Please write out each entry below exactly as it appears.

Records
==============================
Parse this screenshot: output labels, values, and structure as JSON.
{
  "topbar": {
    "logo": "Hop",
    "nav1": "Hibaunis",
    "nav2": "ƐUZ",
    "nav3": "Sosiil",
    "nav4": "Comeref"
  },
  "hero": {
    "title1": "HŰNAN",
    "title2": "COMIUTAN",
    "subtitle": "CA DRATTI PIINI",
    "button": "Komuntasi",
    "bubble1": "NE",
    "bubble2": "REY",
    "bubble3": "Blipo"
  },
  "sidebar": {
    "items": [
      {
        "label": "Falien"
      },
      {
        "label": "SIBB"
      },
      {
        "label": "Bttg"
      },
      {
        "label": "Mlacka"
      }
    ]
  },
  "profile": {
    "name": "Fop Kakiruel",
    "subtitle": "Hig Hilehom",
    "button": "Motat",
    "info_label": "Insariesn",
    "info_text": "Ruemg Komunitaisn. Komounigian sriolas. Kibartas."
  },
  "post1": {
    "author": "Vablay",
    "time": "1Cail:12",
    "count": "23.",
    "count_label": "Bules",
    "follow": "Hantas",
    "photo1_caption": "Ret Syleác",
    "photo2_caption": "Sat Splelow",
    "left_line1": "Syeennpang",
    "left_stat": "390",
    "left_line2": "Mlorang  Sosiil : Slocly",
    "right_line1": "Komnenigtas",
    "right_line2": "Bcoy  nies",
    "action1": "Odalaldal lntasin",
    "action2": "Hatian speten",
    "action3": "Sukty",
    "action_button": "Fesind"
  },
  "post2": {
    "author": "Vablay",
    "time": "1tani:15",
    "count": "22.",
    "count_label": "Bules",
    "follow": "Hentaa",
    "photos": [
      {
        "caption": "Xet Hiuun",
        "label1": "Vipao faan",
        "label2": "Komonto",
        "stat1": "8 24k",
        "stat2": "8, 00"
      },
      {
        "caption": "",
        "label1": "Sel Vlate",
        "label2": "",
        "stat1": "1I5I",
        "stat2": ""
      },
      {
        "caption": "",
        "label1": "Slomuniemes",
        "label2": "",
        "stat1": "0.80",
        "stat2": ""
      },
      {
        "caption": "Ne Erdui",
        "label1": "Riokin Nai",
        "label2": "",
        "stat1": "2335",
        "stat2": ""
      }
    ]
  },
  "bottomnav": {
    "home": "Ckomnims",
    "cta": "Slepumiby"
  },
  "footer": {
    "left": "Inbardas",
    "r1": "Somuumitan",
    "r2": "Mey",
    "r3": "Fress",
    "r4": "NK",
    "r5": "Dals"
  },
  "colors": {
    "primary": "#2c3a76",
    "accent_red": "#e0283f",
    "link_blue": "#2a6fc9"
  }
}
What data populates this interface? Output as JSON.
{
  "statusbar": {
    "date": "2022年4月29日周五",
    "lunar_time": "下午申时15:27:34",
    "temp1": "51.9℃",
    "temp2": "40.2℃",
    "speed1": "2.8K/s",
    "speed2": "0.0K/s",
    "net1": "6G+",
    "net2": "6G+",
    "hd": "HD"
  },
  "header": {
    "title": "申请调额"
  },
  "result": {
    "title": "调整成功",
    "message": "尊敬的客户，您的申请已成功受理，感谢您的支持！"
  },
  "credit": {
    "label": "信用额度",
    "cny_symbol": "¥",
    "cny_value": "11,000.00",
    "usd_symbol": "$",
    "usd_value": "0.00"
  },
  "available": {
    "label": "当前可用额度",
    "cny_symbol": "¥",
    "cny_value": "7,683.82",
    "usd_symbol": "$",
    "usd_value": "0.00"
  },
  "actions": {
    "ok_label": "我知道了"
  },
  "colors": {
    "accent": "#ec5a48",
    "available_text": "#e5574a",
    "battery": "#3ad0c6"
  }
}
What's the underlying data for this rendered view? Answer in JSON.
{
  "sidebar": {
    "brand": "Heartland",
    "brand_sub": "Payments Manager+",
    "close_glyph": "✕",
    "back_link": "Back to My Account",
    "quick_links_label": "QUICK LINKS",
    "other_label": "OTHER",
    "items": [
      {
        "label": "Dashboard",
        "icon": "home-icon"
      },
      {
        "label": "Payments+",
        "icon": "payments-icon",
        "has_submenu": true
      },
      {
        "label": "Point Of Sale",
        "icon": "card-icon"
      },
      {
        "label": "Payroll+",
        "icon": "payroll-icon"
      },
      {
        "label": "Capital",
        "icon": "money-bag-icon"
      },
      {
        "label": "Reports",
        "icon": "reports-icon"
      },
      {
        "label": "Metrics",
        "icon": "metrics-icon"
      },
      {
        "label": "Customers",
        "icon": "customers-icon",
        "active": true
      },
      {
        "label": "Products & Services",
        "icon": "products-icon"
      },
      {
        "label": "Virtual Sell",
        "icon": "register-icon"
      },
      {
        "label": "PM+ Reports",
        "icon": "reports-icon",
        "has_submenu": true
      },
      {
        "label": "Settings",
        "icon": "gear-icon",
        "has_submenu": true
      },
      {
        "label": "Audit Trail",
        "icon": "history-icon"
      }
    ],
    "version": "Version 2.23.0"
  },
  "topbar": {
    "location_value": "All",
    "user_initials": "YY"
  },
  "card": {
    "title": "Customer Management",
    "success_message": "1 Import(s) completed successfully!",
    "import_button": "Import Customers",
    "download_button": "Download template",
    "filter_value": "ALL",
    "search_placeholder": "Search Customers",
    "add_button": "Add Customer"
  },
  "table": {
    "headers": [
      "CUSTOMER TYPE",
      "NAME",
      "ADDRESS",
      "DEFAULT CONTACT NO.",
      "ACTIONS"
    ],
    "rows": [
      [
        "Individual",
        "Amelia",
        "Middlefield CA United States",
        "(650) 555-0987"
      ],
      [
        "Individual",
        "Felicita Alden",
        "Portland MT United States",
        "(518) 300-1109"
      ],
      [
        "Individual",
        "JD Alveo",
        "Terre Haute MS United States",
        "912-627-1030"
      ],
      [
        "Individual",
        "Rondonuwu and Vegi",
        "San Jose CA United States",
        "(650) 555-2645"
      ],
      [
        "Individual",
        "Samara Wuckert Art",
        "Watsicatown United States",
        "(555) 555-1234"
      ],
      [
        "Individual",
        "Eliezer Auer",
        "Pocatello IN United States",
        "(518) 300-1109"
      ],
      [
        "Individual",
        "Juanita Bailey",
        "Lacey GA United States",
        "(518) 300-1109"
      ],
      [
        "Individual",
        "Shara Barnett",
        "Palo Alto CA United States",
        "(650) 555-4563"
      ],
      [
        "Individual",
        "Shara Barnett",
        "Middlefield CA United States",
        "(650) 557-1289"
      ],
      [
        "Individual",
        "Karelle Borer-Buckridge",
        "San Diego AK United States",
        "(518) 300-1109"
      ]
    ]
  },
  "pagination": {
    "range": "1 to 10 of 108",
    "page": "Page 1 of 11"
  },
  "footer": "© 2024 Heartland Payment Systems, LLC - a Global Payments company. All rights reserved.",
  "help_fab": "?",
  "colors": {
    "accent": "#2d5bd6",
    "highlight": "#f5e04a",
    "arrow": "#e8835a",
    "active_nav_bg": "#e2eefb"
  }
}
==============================
Solved exercise
Parse this screenshot: output labels, values, and structure as JSON.
{
  "topbar": {
    "logo": "Hop",
    "nav1": "Hibaunis",
    "nav2": "ƐUZ",
    "nav3": "Sosiil",
    "nav4": "Comeref"
  },
  "hero": {
    "title1": "HŰNAN",
    "title2": "COMIUTAN",
    "subtitle": "CA DRATTI PIINI",
    "button": "Komuntasi",
    "bubble1": "NE",
    "bubble2": "REY",
    "bubble3": "Blipo"
  },
  "sidebar": {
    "items": [
      {
        "label": "Falien"
      },
      {
        "label": "SIBB"
      },
      {
        "label": "Bttg"
      },
      {
        "label": "Mlacka"
      }
    ]
  },
  "profile": {
    "name": "Fop Kakiruel",
    "subtitle": "Hig Hilehom",
    "button": "Motat",
    "info_label": "Insariesn",
    "info_text": "Ruemg Komunitaisn. Komounigian sriolas. Kibartas."
  },
  "post1": {
    "author": "Vablay",
    "time": "1Cail:12",
    "count": "23.",
    "count_label": "Bules",
    "follow": "Hantas",
    "photo1_caption": "Ret Syleác",
    "photo2_caption": "Sat Splelow",
    "left_line1": "Syeennpang",
    "left_stat": "390",
    "left_line2": "Mlorang  Sosiil : Slocly",
    "right_line1": "Komnenigtas",
    "right_line2": "Bcoy  nies",
    "action1": "Odalaldal lntasin",
    "action2": "Hatian speten",
    "action3": "Sukty",
    "action_button": "Fesind"
  },
  "post2": {
    "author": "Vablay",
    "time": "1tani:15",
    "count": "22.",
    "count_label": "Bules",
    "follow": "Hentaa",
    "photos": [
      {
        "caption": "Xet Hiuun",
        "label1": "Vipao faan",
        "label2": "Komonto",
        "stat1": "8 24k",
        "stat2": "8, 00"
      },
      {
        "caption": "",
        "label1": "Sel Vlate",
        "label2": "",
        "stat1": "1I5I",
        "stat2": ""
      },
      {
        "caption": "",
        "label1": "Slomuniemes",
        "label2": "",
        "stat1": "0.80",
        "stat2": ""
      },
      {
        "caption": "Ne Erdui",
        "label1": "Riokin Nai",
        "label2": "",
        "stat1": "2335",
        "stat2": ""
      }
    ]
  },
  "bottomnav": {
    "home": "Ckomnims",
    "cta": "Slepumiby"
  },
  "footer": {
    "left": "Inbardas",
    "r1": "Somuumitan",
    "r2": "Mey",
    "r3": "Fress",
    "r4": "NK",
    "r5": "Dals"
  },
  "colors": {
    "primary": "#2c3a76",
    "accent_red": "#e0283f",
    "link_blue": "#2a6fc9"
  }
}
What data populates this interface? Output as JSON.
{
  "statusbar": {
    "date": "2022年4月29日周五",
    "lunar_time": "下午申时15:27:34",
    "temp1": "51.9℃",
    "temp2": "40.2℃",
    "speed1": "2.8K/s",
    "speed2": "0.0K/s",
    "net1": "6G+",
    "net2": "6G+",
    "hd": "HD"
  },
  "header": {
    "title": "申请调额"
  },
  "result": {
    "title": "调整成功",
    "message": "尊敬的客户，您的申请已成功受理，感谢您的支持！"
  },
  "credit": {
    "label": "信用额度",
    "cny_symbol": "¥",
    "cny_value": "11,000.00",
    "usd_symbol": "$",
    "usd_value": "0.00"
  },
  "available": {
    "label": "当前可用额度",
    "cny_symbol": "¥",
    "cny_value": "7,683.82",
    "usd_symbol": "$",
    "usd_value": "0.00"
  },
  "actions": {
    "ok_label": "我知道了"
  },
  "colors": {
    "accent": "#ec5a48",
    "available_text": "#e5574a",
    "battery": "#3ad0c6"
  }
}
What's the underlying data for this rendered view? Answer in JSON.
{
  "sidebar": {
    "brand": "Heartland",
    "brand_sub": "Payments Manager+",
    "close_glyph": "✕",
    "back_link": "Back to My Account",
    "quick_links_label": "QUICK LINKS",
    "other_label": "OTHER",
    "items": [
      {
        "label": "Dashboard",
        "icon": "home-icon"
      },
      {
        "label": "Payments+",
        "icon": "payments-icon",
        "has_submenu": true
      },
      {
        "label": "Point Of Sale",
        "icon": "card-icon"
      },
      {
        "label": "Payroll+",
        "icon": "payroll-icon"
      },
      {
        "label": "Capital",
        "icon": "money-bag-icon"
      },
      {
        "label": "Reports",
        "icon": "reports-icon"
      },
      {
        "label": "Metrics",
        "icon": "metrics-icon"
      },
      {
        "label": "Customers",
        "icon": "customers-icon",
        "active": true
      },
      {
        "label": "Products & Services",
        "icon": "products-icon"
      },
      {
        "label": "Virtual Sell",
        "icon": "register-icon"
      },
      {
        "label": "PM+ Reports",
        "icon": "reports-icon",
        "has_submenu": true
      },
      {
        "label": "Settings",
        "icon": "gear-icon",
        "has_submenu": true
      },
      {
        "label": "Audit Trail",
        "icon": "history-icon"
      }
    ],
    "version": "Version 2.23.0"
  },
  "topbar": {
    "location_value": "All",
    "user_initials": "YY"
  },
  "card": {
    "title": "Customer Management",
    "success_message": "1 Import(s) completed successfully!",
    "import_button": "Import Customers",
    "download_button": "Download template",
    "filter_value": "ALL",
    "search_placeholder": "Search Customers",
    "add_button": "Add Customer"
  },
  "table": {
    "headers": [
      "CUSTOMER TYPE",
      "NAME",
      "ADDRESS",
      "DEFAULT CONTACT NO.",
      "ACTIONS"
    ],
    "rows": [
      [
        "Individual",
        "Amelia",
        "Middlefield CA United States",
        "(650) 555-0987"
      ],
      [
        "Individual",
        "Felicita Alden",
        "Portland MT United States",
        "(518) 300-1109"
      ],
      [
        "Individual",
        "JD Alveo",
        "Terre Haute MS United States",
        "912-627-1030"
      ],
      [
        "Individual",
        "Rondonuwu and Vegi",
        "San Jose CA United States",
        "(650) 555-2645"
      ],
      [
        "Individual",
        "Samara Wuckert Art",
        "Watsicatown United States",
        "(555) 555-1234"
      ],
      [
        "Individual",
        "Eliezer Auer",
        "Pocatello IN United States",
        "(518) 300-1109"
      ],
      [
        "Individual",
        "Juanita Bailey",
        "Lacey GA United States",
        "(518) 300-1109"
      ],
      [
        "Individual",
        "Shara Barnett",
        "Palo Alto CA United States",
        "(650) 555-4563"
      ],
      [
        "Individual",
        "Shara Barnett",
        "Middlefield CA United States",
        "(650) 557-1289"
      ],
      [
        "Individual",
        "Karelle Borer-Buckridge",
        "San Diego AK United States",
        "(518) 300-1109"
      ]
    ]
  },
  "pagination": {
    "range": "1 to 10 of 108",
    "page": "Page 1 of 11"
  },
  "footer": "© 2024 Heartland Payment Systems, LLC - a Global Payments company. All rights reserved.",
  "help_fab": "?",
  "colors": {
    "accent": "#2d5bd6",
    "highlight": "#f5e04a",
    "arrow": "#e8835a",
    "active_nav_bg": "#e2eefb"
  }
}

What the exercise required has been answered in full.